Total IL bytes processed by JIT : Same as previous(IL Bytes JITted) but with all in count. So, it will same in one collected sample.

Rate of IL processing by JIT (IL Bytes JITted / sec) : Shows rate of IL code compilation by JIT.
Note : This rate represents JIT compilation rate between two collected samples not average of all.
This is an important measurement for performance.,spatially for application running server capacity.

Number of Methods processed by JIT(Methods JITted)
: Shows total number of Methods JIT compiled since the application started.
Note: It excludes, per-compiled methods.

Standard JIT Failures : It shows JIT compilation failures peak number of methods since the application started. MSIL verification, JIT internal error, Resource or Dependency Errors etc will also be included in count.
This is another important counter for performance monitoring.

Time % for a code in a JIT compilation phase:(% Time in JIT) : JIT copulation occurs in phases. A phase occurs when a method and its dependencies are compiled. This time shows % of total time needed for compilation in one phase JIT. That means, for example, this shows how much percentage need for JIT to compile a piece of code in respect to total method compilation.
Note : This counter is updated at the end of every JIT compilation phase.(neutralize the counter for each phase)
This is another important counter for performance monitoring for individual code block performance.

Thanks ..:)



Dotnet Performance Counter : Exception

In this article we are going to know about performance counters related to exception. As we monitor dotnet run time environment (CLR) during performance test, we need to know what to look for if we are measuring performance affected by Exception.

What is an exception?
When a block of code (or statement) runs under try/catch block with expected not default path (exceptions), we called exception handling. And, if there are too much exception for a single statement, that become overhead. Because, exception in run time environment work in separate thread which is spatially created to manage exceptions. A sample exception handling block code.
try{
//code block
}catch (<Exception type> anObject)
{
//Do something 
}catch(<Exception type> anObject)
{
//do something
}
.
.
.
}
finally {
//do some thing which should be done all the time
}

And, fundamentally, each type of exception, when it is caught, is a independent object of specific/generic exception class. So, if a piece of code leads to series of exceptions, it might hamper run time environment.

[ In many projects, developers decide to implement business logic exceptions via try catch which is okay for small project scope, but for complex and multilayer business validation, it becomes overhead ]

Exception Trowing Rate(/sec) : How many exceptions per second are thrown? : It shows this rate.
>Usually this rate represents exception rate between two sample of data collection not average.

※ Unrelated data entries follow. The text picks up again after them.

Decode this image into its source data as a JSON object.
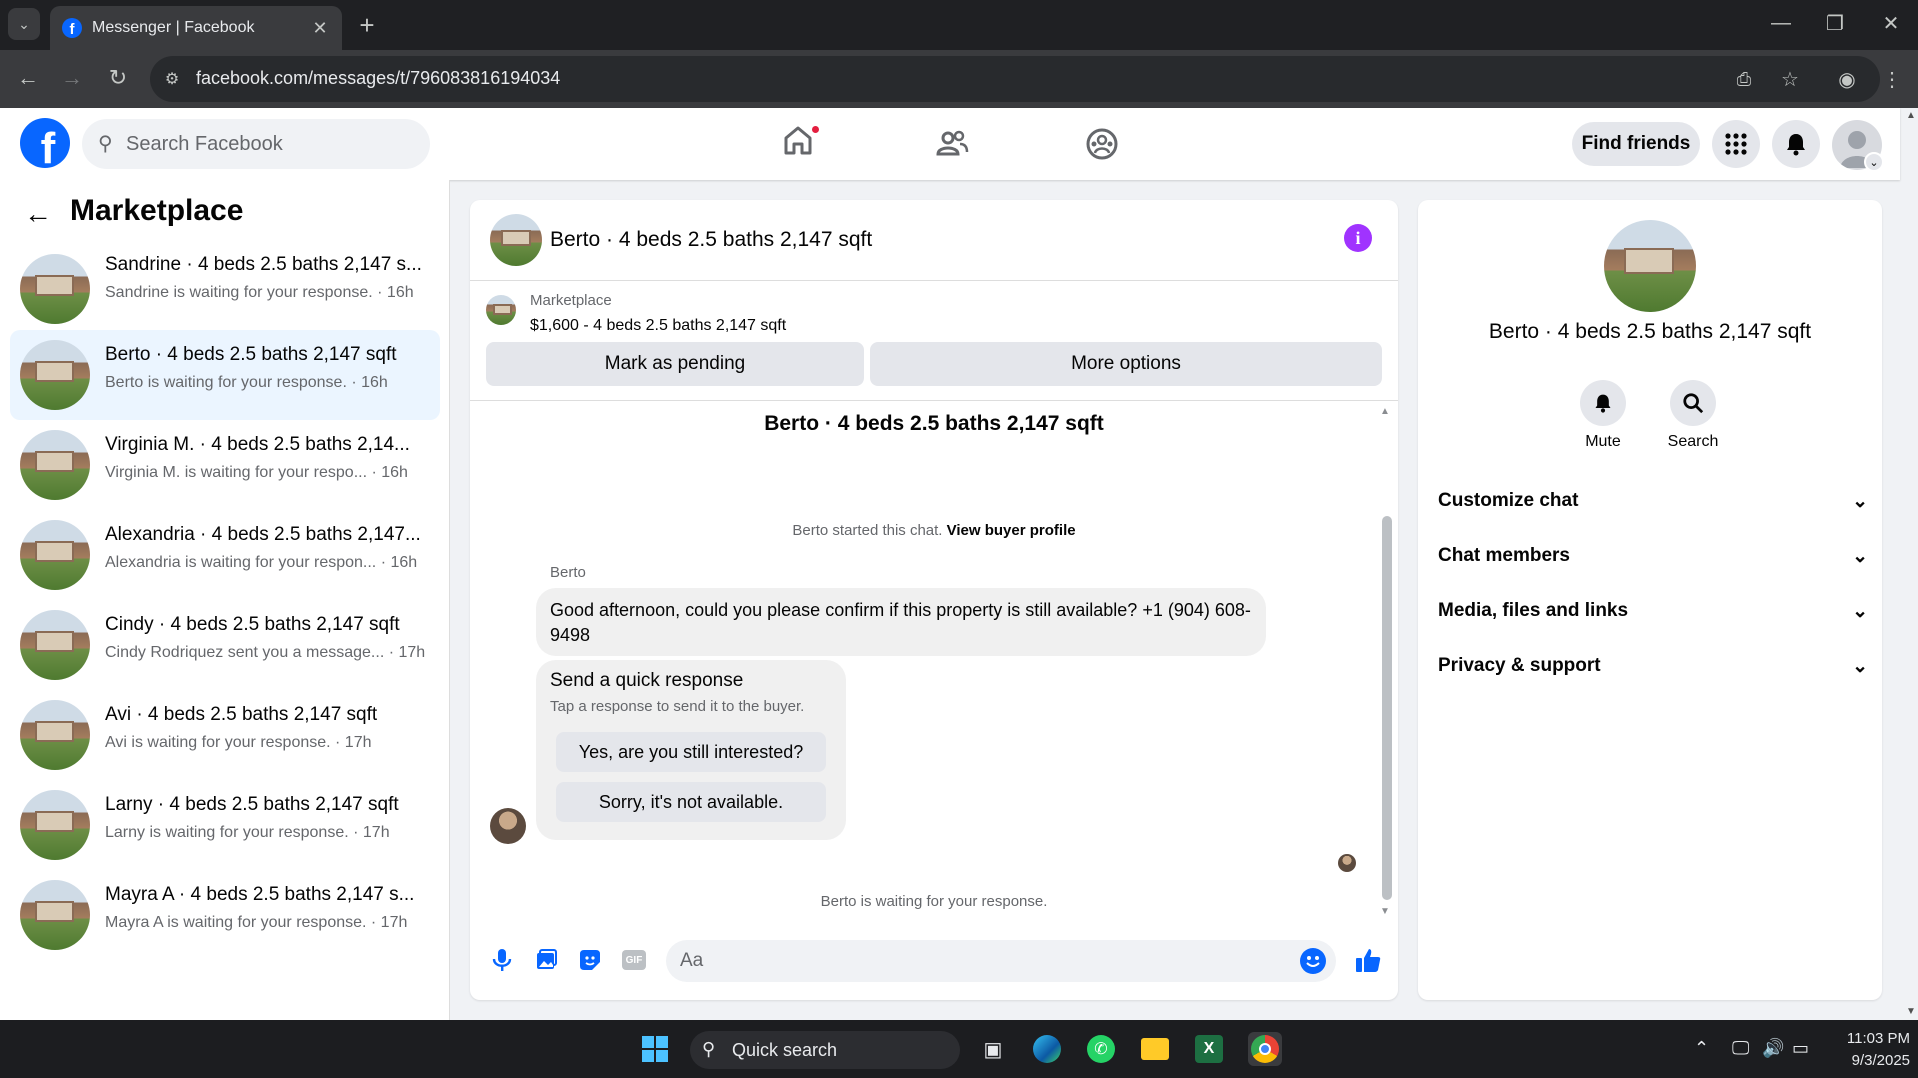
{
  "browser": {
    "tab_title": "Messenger | Facebook",
    "url": "facebook.com/messages/t/796083816194034"
  },
  "header": {
    "search_placeholder": "Search Facebook",
    "find_friends": "Find friends"
  },
  "sidebar": {
    "title": "Marketplace",
    "items": [
      {
        "name": "Sandrine · 4 beds 2.5 baths 2,147 s...",
        "preview": "Sandrine is waiting for your response. · 16h",
        "selected": false
      },
      {
        "name": "Berto · 4 beds 2.5 baths 2,147 sqft",
        "preview": "Berto is waiting for your response. · 16h",
        "selected": true
      },
      {
        "name": "Virginia M. · 4 beds 2.5 baths 2,14...",
        "preview": "Virginia M. is waiting for your respo... · 16h",
        "selected": false
      },
      {
        "name": "Alexandria · 4 beds 2.5 baths 2,147...",
        "preview": "Alexandria is waiting for your respon... · 16h",
        "selected": false
      },
      {
        "name": "Cindy · 4 beds 2.5 baths 2,147 sqft",
        "preview": "Cindy Rodriquez sent you a message... · 17h",
        "selected": false
      },
      {
        "name": "Avi · 4 beds 2.5 baths 2,147 sqft",
        "preview": "Avi is waiting for your response. · 17h",
        "selected": false
      },
      {
        "name": "Larny · 4 beds 2.5 baths 2,147 sqft",
        "preview": "Larny is waiting for your response. · 17h",
        "selected": false
      },
      {
        "name": "Mayra A · 4 beds 2.5 baths 2,147 s...",
        "preview": "Mayra A is waiting for your response. · 17h",
        "selected": false
      }
    ]
  },
  "chat": {
    "title": "Berto · 4 beds 2.5 baths 2,147 sqft",
    "listing_source": "Marketplace",
    "listing_price": "$1,600 - 4 beds 2.5 baths 2,147 sqft",
    "mark_pending": "Mark as pending",
    "more_options": "More options",
    "intro_title": "Berto · 4 beds 2.5 baths 2,147 sqft",
    "started_text": "Berto started this chat.",
    "view_profile": "View buyer profile",
    "sender": "Berto",
    "message": "Good afternoon, could you please confirm if this property is still available? +1 (904) 608-9498",
    "quick_title": "Send a quick response",
    "quick_sub": "Tap a response to send it to the buyer.",
    "quick_1": "Yes, are you still interested?",
    "quick_2": "Sorry, it's not available.",
    "waiting": "Berto is waiting for your response.",
    "composer_placeholder": "Aa"
  },
  "right_panel": {
    "title": "Berto · 4 beds 2.5 baths 2,147 sqft",
    "mute": "Mute",
    "search": "Search",
    "sections": [
      "Customize chat",
      "Chat members",
      "Media, files and links",
      "Privacy & support"
    ]
  },
  "taskbar": {
    "search": "Quick search",
    "time": "11:03 PM",
    "date": "9/3/2025"
  },
  "colors": {
    "brand": "#0866ff",
    "accent_purple": "#a033ff",
    "notification": "#e41e3f"
  }
}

So, it is a vital one. According to Microsoft forums, a rate more than 100 exceptions/s is consider as poor performance. In practical , it depends on application.

Number of Thrown Exceptions : How many exception are thrown? : This shows the number of exceptions since the application started.
>If any exception is re-thrown , counted again.

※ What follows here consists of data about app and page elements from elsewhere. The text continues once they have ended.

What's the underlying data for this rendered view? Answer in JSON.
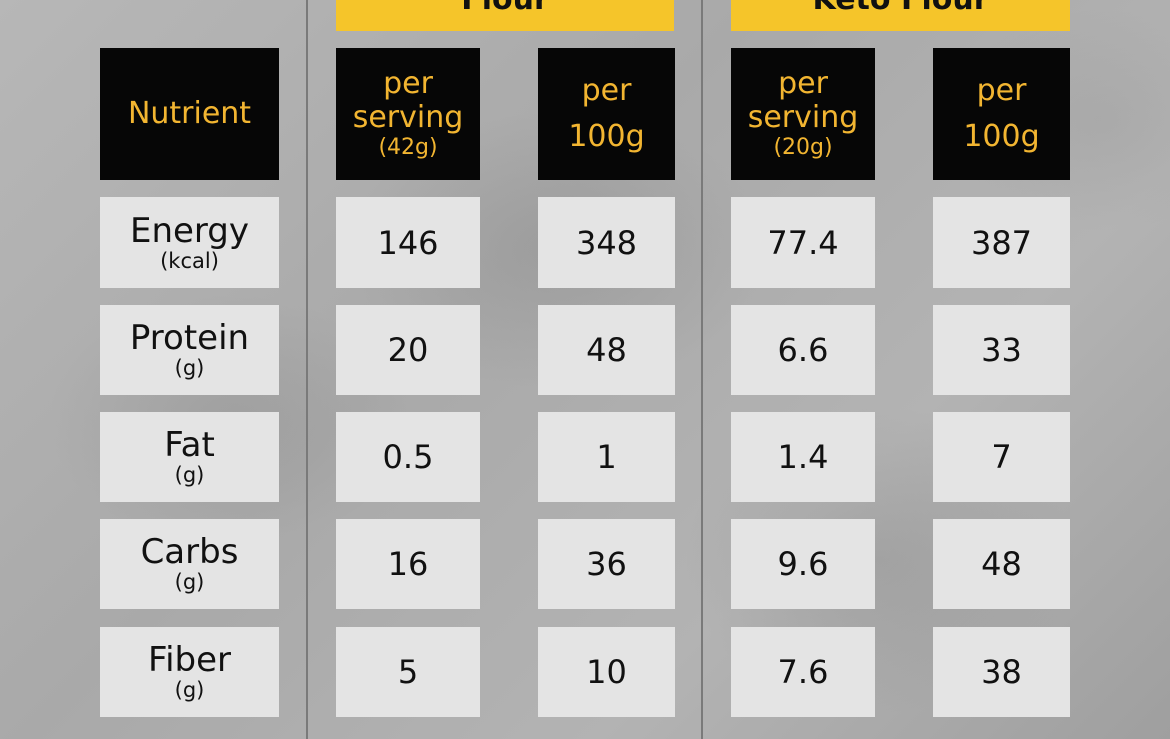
{
  "groups": [
    {
      "title": "Flour"
    },
    {
      "title": "Keto Flour"
    }
  ],
  "header": {
    "nutrient_label": "Nutrient",
    "col1": {
      "line1": "per",
      "line2": "serving",
      "sub": "(42g)"
    },
    "col2": {
      "line1": "per",
      "line2": "100g"
    },
    "col3": {
      "line1": "per",
      "line2": "serving",
      "sub": "(20g)"
    },
    "col4": {
      "line1": "per",
      "line2": "100g"
    }
  },
  "rows": [
    {
      "name": "Energy",
      "unit": "(kcal)",
      "values": [
        "146",
        "348",
        "77.4",
        "387"
      ]
    },
    {
      "name": "Protein",
      "unit": "(g)",
      "values": [
        "20",
        "48",
        "6.6",
        "33"
      ]
    },
    {
      "name": "Fat",
      "unit": "(g)",
      "values": [
        "0.5",
        "1",
        "1.4",
        "7"
      ]
    },
    {
      "name": "Carbs",
      "unit": "(g)",
      "values": [
        "16",
        "36",
        "9.6",
        "48"
      ]
    },
    {
      "name": "Fiber",
      "unit": "(g)",
      "values": [
        "5",
        "10",
        "7.6",
        "38"
      ]
    }
  ],
  "colors": {
    "accent_yellow": "#f5c52a",
    "header_black": "#060606",
    "header_text": "#f2b531",
    "cell_light": "#e4e4e4"
  }
}
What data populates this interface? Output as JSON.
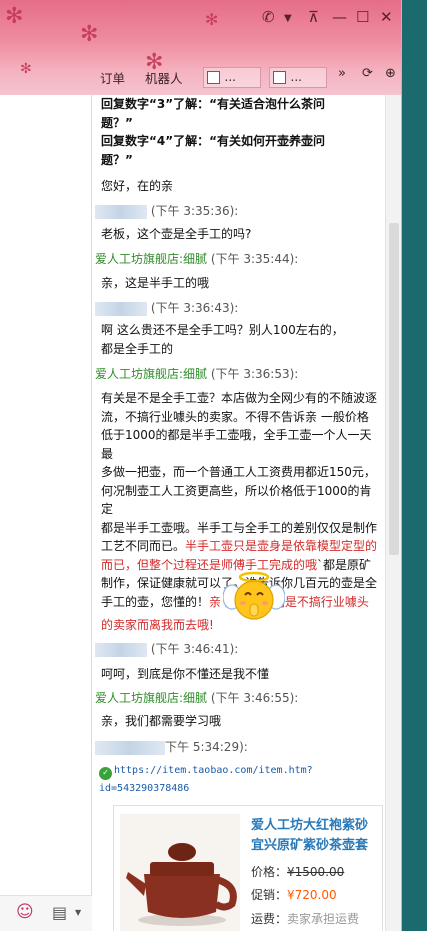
{
  "titlebar": {
    "phone_icon": "phone-icon",
    "tabs": [
      "订单",
      "机器人"
    ],
    "tab_box_1": "...",
    "tab_box_2": "...",
    "more": "»"
  },
  "messages": {
    "reply3_line1": "回复数字“3”了解：“有关适合泡什么茶问",
    "reply3_line2": "题？”",
    "reply4_line1": "回复数字“4”了解：“有关如何开壶养壶问",
    "reply4_line2": "题？”",
    "greeting": "您好，在的亲",
    "t1": "(下午 3:35:36):",
    "q1": "老板，这个壶是全手工的吗?",
    "shop_name": "爱人工坊旗舰店:细腻",
    "t2": " (下午 3:35:44):",
    "a1": "亲，这是半手工的哦",
    "t3": "(下午 3:36:43):",
    "q2_line1": "啊          这么贵还不是全手工吗？别人100左右的，",
    "q2_line2": "都是全手工的",
    "t4": " (下午 3:36:53):",
    "a2_lines": [
      "有关是不是全手工壶？本店做为全网少有的不随波逐",
      "流，不搞行业噱头的卖家。不得不告诉亲   一般价格",
      "低于1000的都是半手工壶哦，全手工壶一个人一天最",
      "多做一把壶，而一个普通工人工资费用都近150元，",
      "何况制壶工人工资更高些，所以价格低于1000的肯定",
      "都是半手工壶哦。半手工与全手工的差别仅仅是制作"
    ],
    "a2_l7_black": "工艺不同而已。",
    "a2_l7_red": "半手工壶只是壶身是依靠模型定型的",
    "a2_l8_red": "而已，但整个过程还是师傅手工完成的哦",
    "a2_l8_black": "`都是原矿",
    "a2_l9": "制作，保证健康就可以了。谁告诉你几百元的壶是全",
    "a2_l10_black": "手工的壶，您懂的！",
    "a2_l10_red": "亲   别因为我们是不搞行业噱头",
    "a2_tail_red": "的卖家而离我而去哦!",
    "t5": "(下午 3:46:41):",
    "q3": "呵呵，到底是你不懂还是我不懂",
    "t6": " (下午 3:46:55):",
    "a3": "亲，我们都需要学习哦",
    "t7": "下午 5:34:29):",
    "link_line1": "https://item.taobao.com/item.htm?",
    "link_line2": "id=543290378486"
  },
  "product": {
    "title_line1": "爱人工坊大红袍紫砂",
    "title_line2": "宜兴原矿紫砂茶壶套",
    "price_label": "价格：",
    "price_value": "¥1500.00",
    "promo_label": "促销：",
    "promo_value": "¥720.00",
    "ship_label": "运费：",
    "ship_value": "卖家承担运费"
  },
  "colors": {
    "accent_green": "#2f8c2a",
    "red_text": "#d42a2a",
    "link_blue": "#1a5ba8",
    "title_pink": "#e97b93"
  }
}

Note : 
a. This both counters includes handled and un-handled exceptions.
b. Usually there will be two kinds of exceptions
1. Dot NET exceptions: Thrown from dotnet managed code.
2. Converted Un- managed exceptions: Thrown from converted un managed code(C++ libs, Com, or CLR core)
 that are converted into .NET exceptions.

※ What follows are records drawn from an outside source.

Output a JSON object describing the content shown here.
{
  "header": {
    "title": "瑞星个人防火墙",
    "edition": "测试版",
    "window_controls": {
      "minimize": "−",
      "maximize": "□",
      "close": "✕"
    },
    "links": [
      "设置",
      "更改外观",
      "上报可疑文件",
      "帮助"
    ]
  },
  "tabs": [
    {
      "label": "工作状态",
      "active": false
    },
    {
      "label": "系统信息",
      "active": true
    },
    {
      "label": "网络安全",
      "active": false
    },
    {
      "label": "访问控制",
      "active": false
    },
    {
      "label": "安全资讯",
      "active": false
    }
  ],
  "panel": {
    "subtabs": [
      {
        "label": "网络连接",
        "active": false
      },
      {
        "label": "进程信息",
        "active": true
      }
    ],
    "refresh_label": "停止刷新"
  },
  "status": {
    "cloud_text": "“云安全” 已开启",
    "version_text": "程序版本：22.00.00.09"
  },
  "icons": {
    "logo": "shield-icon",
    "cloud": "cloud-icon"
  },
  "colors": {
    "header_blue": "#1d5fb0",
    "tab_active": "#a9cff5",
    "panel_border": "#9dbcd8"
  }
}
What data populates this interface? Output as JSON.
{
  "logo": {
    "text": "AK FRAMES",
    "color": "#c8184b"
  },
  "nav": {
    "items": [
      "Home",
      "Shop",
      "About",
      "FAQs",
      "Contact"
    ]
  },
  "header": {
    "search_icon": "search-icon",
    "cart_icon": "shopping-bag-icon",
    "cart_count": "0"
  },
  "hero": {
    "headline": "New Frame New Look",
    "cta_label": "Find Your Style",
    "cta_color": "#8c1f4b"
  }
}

Filtered Exception Rate(/sec) : It shows how many particular exception per second are thrown? It is same as exception throwing rate just with added filter.


Finally rate(/sec) : It shows how many finally block executed(which caught an exception) per second. It does not shows finally blocks which are not throws exception.

Throw to Catch Depth / Sec : This shows the level(depth) of exception, from level that throws up to where it is caught in rate(per second). That means, this shows the exception depth (nested exception) rate among two samples.

Note :  
>All exception rates represents data rate between two sample of collection not average of all collected data.
>Exception/sec is the most useful and usually used.

Thanks... :)